Fiona Kennedy on the important role of mental health for both parents and children
As a parent, I think one of my biggest fears is the impact that the difficulties I have had with my mental health could potentially have on my kids.
I have a boy and a girl, aged eight and six, and have been trying to get a handle on borderline personality disorder and depression for their entire lives. The fear that I could have damaged them in some way, the guilt that I feel on a day I’m not doing well; it has quite literally kept me awake at night and at times it makes me feel sick to my stomach.
On the flip side, that guilt and fear has also served to make me really aware of what I want for my kids in the future. If I can teach them to manage their emotions, to understand why they react to things as they do, to be self-sufficient and resilient, then I will be happy that I have done a good job.
Over the last eight years, I have learned a lot about myself, my place in the world, how I relate to the world, how I relate to other people, and what is most important to me. I have come to realise that for me, peace of mind and feeling connected is the holy grail. It is not stuff, it is not the size of my bank balance or the make of my car - which is just as well as neither are all that spectacular - it is how I feel.

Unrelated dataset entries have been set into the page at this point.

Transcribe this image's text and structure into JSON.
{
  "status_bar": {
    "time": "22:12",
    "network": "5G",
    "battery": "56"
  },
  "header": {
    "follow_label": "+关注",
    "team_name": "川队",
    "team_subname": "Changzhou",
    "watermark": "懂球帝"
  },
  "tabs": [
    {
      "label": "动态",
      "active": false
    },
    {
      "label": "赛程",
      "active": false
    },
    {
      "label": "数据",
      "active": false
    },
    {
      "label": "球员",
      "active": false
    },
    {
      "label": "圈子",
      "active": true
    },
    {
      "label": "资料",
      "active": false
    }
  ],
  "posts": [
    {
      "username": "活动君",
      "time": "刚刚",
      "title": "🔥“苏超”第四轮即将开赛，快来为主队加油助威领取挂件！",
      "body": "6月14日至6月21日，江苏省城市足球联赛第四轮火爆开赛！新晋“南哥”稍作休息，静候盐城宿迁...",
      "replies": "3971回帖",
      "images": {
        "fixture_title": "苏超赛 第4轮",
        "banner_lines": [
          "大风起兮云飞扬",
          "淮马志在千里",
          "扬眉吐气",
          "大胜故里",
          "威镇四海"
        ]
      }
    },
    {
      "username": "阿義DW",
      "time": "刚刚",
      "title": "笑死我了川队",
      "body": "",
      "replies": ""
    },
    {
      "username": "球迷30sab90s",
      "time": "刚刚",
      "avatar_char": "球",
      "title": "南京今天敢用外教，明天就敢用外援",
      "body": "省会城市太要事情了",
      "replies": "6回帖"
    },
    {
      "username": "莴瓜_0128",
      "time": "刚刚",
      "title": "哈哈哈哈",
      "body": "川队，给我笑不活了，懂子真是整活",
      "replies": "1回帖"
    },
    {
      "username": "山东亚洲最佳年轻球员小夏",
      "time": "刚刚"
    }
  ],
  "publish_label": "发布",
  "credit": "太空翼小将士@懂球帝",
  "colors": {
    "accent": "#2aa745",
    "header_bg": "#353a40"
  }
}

Someone asked me recently what a good day for me looks like, and the answer is really, really simple. A good day for me is one in which I am calm, in which I feel in control, but not that I am clinging on for dear life. A day in which I relate well to my kids, and am able to do what I need to do.
At the moment those are very small things, relatively speaking; it is being able to get my kids out of the house in the morning without a fight, get the homework done without stress, or if there is stress, that I can manage it and help them through it. It is spending time with my kids, at their level, in their world, without bringing my expectations into the situation.
I had a really lovely reminder of what that looks like this week. My boy has been quite anxious of late, and I am working hard to help him manage that. One thing I know that helps is simply spending time with him, doing what he wants, at his pace.
This week, it was a walk in the woods. It didn’t start out that way; I left the house with an agenda. We were going to do a good fast walk and get some exercise for both us and the dogs. I was focusing on the end goal of getting home knowing I had achieved something and ticked a couple of boxes on the list – dogs walked, check, fresh air for my boy, check – you get the idea. But he wanted to explore some, so we did that instead. We ended up being outside for an hour, mooching through a small wooded area near our house, just chatting and spending time in each other’s company.
Image: Pine woods on Wicklow Mountains. A dense pine wood covers the side of a mountain near Glendalough, Co Wicklow. Photo. /RollingNews.ie
Technically, we didn’t achieve anything, but emotionally, it felt so important. I felt a really strong connection with my son again, something that it’s too easy to lose track of in the list of 'shoulds' that are part of everyday life. He looked relaxed. He looked happy. My focus was not on what I needed to do next, or what I felt I should be doing instead, it was on us, on him.
I came home feeling 100 times better than I would have done had we done our power walk, because beneficial and all as that would have been, this was different. I wasn’t passing time with him, I was spending time with him, and I think there’s an important distinction there.
I regularly (several times on a daily basis) tie myself up in knots about where I’m falling down as a mother. I second guess every single decision I make. If my kids are anxious, or stressed, or angry, I own it. I make it my fault. I’m working hard to remember that this does none of us any favours at all.
They have to learn what different emotions feel like: how to identify them, how to understand them - and that includes the difficult ones. My job is to help them in that, and if needs be, show them better ways of coping than throwing a tantrum or giving up on something in frustration.
If I can take any positive from the chaos of the last few years, it is knowing what is important for me and my family. I want my kids to feel that they are enough, that they matter and that they are loved. I want them to have empathy, to feel not only comfortable, but safe and happy in their own company. I want them to be able to handle the inevitable dramas that life will throw at them without resorting to the sort of self-destructive coping mechanisms that I relied on for so much of my life.
If they have all that, then it has been worth it. Every single second of the pain and angst and trauma has been worth it.